Copyright © 2013 Marshall Hagins et al. This is an open access article distributed under the Creative Commons Attribution License, which permits unrestricted use, distribution, and reproduction in any medium, provided the original work is properly cited.

Abstract

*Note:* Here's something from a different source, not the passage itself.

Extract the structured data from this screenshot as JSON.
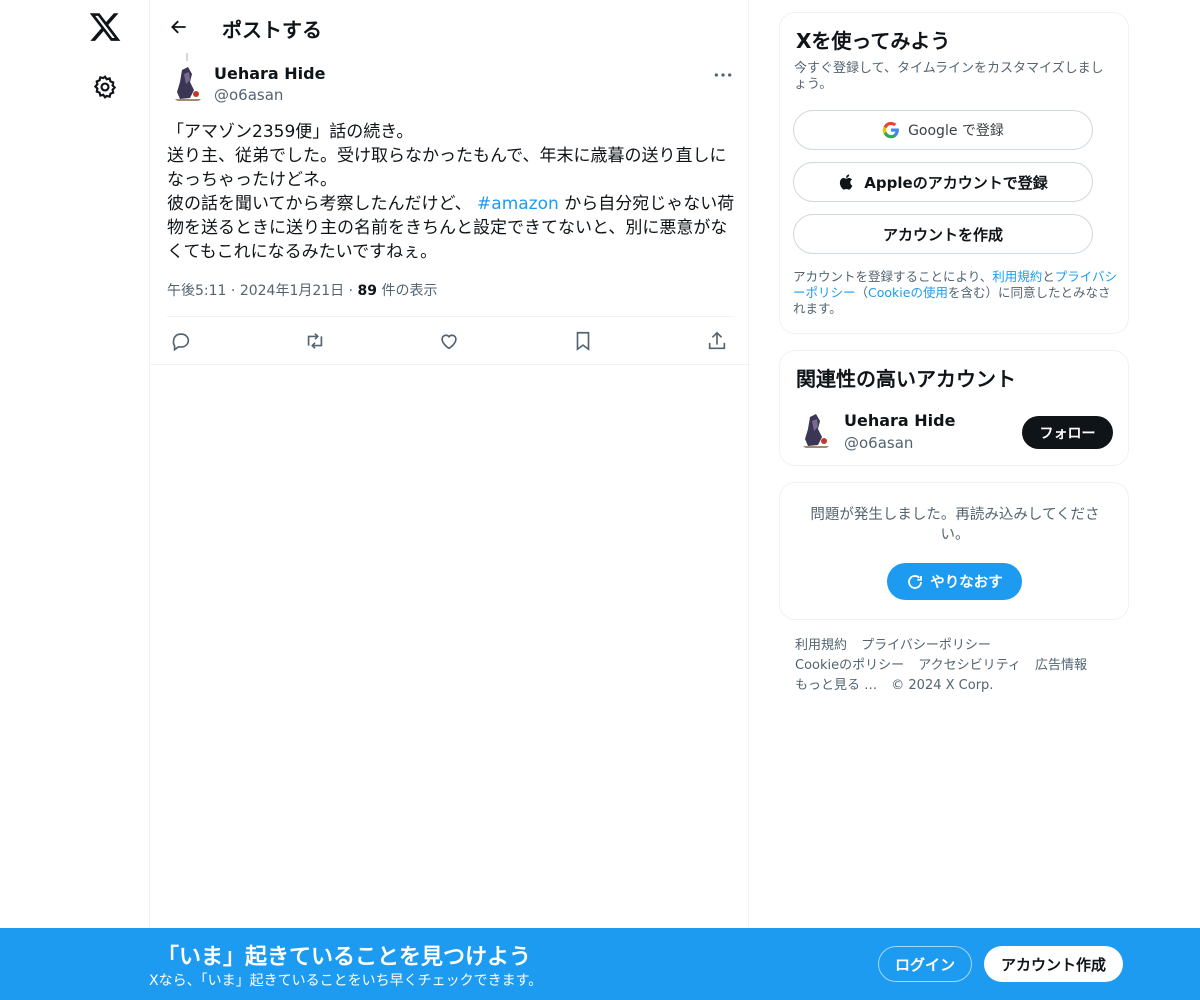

Objectives. To systematically review and meta-analyze the effectiveness of yoga for reducing blood pressure in adults with hypertension and to assess the modifying influences of type and length of yoga intervention and type of comparison group. Methods. Academic Search Premier, AltHealthWatch, BIOSIS/Biological Abstracts, CINAHL, Cochrane Library, Embase, MEDLINE, PsycINFO, PsycARTICLES, Natural Standard, and Web of Science databases were screened for controlled studies from 1966 to March 2013. Two authors independently assessed risk of bias using the Cochrane Risk of Bias Tool. Results. All 17 studies included in the review had unclear or high risk of bias. Yoga had a modest but significant effect on systolic blood pressure (SBP) ( 4.17 [ 6.35, 1.99], ) and diastolic blood pressure (DBP) ( 3.62 [ 4.92, 1.60], ). Subgroup analyses demonstrated significant reductions in blood pressure for (1) interventions incorporating 3 basic elements of yoga practice (postures, meditation, and breathing) (SBP: 8.17 mmHg [ 12.45, 3.89]; DBP: 6.14 mmHg [ 9.39, 2.89]) but not for more limited yoga interventions; (2) yoga compared to no treatment (SBP: 7.96 mmHg [ 10.65, 5.27]) but not for exercise. Conclusion. Yoga can be preliminarily recommended as an effective intervention for reducing blood pressure. Additional rigorous controlled trials are warranted to further investigate the potential benefits of yoga.